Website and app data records
○ ○ ○ ○

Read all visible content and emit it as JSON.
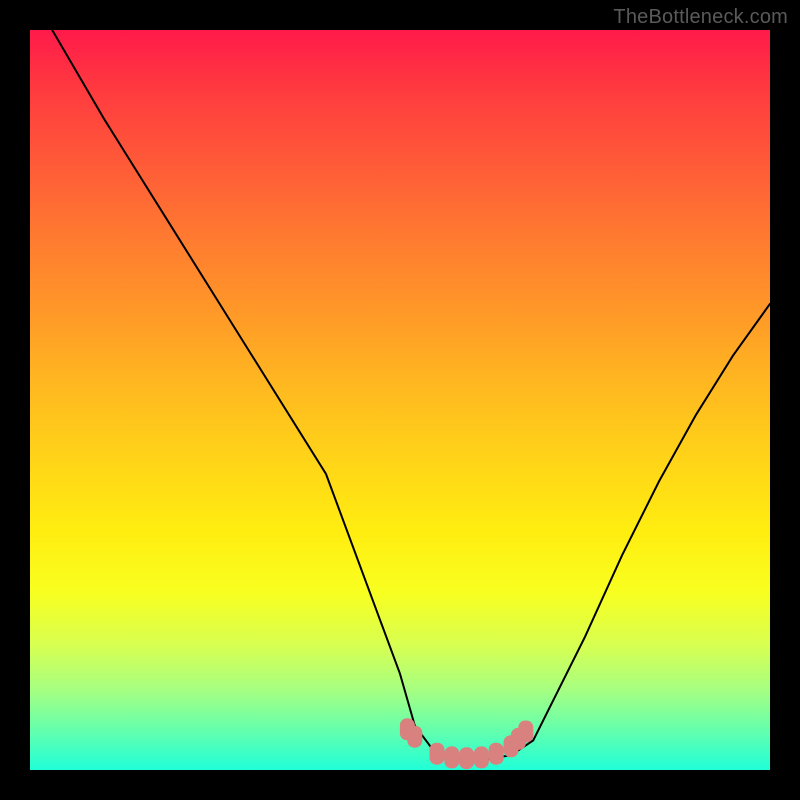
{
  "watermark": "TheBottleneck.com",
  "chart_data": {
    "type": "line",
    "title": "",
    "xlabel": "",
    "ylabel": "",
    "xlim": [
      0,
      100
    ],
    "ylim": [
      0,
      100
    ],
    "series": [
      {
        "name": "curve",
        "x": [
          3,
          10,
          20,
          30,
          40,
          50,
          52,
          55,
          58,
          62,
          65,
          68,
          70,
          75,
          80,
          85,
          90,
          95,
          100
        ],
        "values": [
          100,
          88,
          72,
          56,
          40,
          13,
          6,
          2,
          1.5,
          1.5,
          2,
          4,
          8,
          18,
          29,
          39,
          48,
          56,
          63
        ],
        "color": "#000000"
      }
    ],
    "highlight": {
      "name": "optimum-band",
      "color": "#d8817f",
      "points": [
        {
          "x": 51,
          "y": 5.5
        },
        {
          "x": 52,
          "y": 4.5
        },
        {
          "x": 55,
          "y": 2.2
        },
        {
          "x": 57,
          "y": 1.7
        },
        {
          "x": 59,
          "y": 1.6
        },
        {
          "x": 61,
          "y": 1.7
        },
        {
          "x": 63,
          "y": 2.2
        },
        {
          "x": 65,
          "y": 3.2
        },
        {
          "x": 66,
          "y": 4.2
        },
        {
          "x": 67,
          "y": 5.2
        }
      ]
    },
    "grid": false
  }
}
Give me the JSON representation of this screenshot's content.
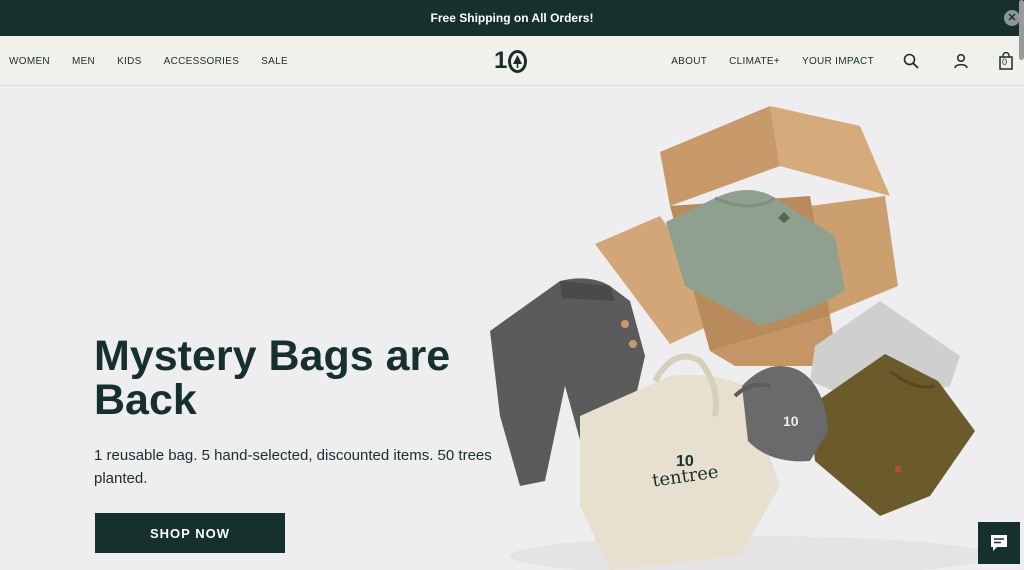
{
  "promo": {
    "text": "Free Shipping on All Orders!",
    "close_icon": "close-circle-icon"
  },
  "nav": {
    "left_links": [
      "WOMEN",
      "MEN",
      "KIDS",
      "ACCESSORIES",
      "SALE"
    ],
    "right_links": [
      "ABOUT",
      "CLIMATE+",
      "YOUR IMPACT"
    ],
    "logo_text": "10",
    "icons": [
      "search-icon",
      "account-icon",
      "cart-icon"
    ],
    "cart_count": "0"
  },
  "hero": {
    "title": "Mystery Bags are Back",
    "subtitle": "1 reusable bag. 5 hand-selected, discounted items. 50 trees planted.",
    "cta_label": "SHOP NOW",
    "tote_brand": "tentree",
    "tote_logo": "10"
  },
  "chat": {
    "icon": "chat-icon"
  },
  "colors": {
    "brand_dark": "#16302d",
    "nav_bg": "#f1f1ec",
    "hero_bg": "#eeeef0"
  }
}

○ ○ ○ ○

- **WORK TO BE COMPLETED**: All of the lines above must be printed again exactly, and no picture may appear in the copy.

- **WRITTEN RESPONSE**:
Read all visible content and emit it as JSON.
{
  "watermark": "TheBottleneck.com",
  "chart_data": {
    "type": "line",
    "title": "",
    "xlabel": "",
    "ylabel": "",
    "xlim": [
      0,
      100
    ],
    "ylim": [
      0,
      100
    ],
    "series": [
      {
        "name": "curve",
        "x": [
          3,
          10,
          20,
          30,
          40,
          50,
          52,
          55,
          58,
          62,
          65,
          68,
          70,
          75,
          80,
          85,
          90,
          95,
          100
        ],
        "values": [
          100,
          88,
          72,
          56,
          40,
          13,
          6,
          2,
          1.5,
          1.5,
          2,
          4,
          8,
          18,
          29,
          39,
          48,
          56,
          63
        ],
        "color": "#000000"
      }
    ],
    "highlight": {
      "name": "optimum-band",
      "color": "#d8817f",
      "points": [
        {
          "x": 51,
          "y": 5.5
        },
        {
          "x": 52,
          "y": 4.5
        },
        {
          "x": 55,
          "y": 2.2
        },
        {
          "x": 57,
          "y": 1.7
        },
        {
          "x": 59,
          "y": 1.6
        },
        {
          "x": 61,
          "y": 1.7
        },
        {
          "x": 63,
          "y": 2.2
        },
        {
          "x": 65,
          "y": 3.2
        },
        {
          "x": 66,
          "y": 4.2
        },
        {
          "x": 67,
          "y": 5.2
        }
      ]
    },
    "grid": false
  }
}
Give me the JSON representation of this screenshot's content.
{
  "promo": {
    "text": "Free Shipping on All Orders!",
    "close_icon": "close-circle-icon"
  },
  "nav": {
    "left_links": [
      "WOMEN",
      "MEN",
      "KIDS",
      "ACCESSORIES",
      "SALE"
    ],
    "right_links": [
      "ABOUT",
      "CLIMATE+",
      "YOUR IMPACT"
    ],
    "logo_text": "10",
    "icons": [
      "search-icon",
      "account-icon",
      "cart-icon"
    ],
    "cart_count": "0"
  },
  "hero": {
    "title": "Mystery Bags are Back",
    "subtitle": "1 reusable bag. 5 hand-selected, discounted items. 50 trees planted.",
    "cta_label": "SHOP NOW",
    "tote_brand": "tentree",
    "tote_logo": "10"
  },
  "chat": {
    "icon": "chat-icon"
  },
  "colors": {
    "brand_dark": "#16302d",
    "nav_bg": "#f1f1ec",
    "hero_bg": "#eeeef0"
  }
}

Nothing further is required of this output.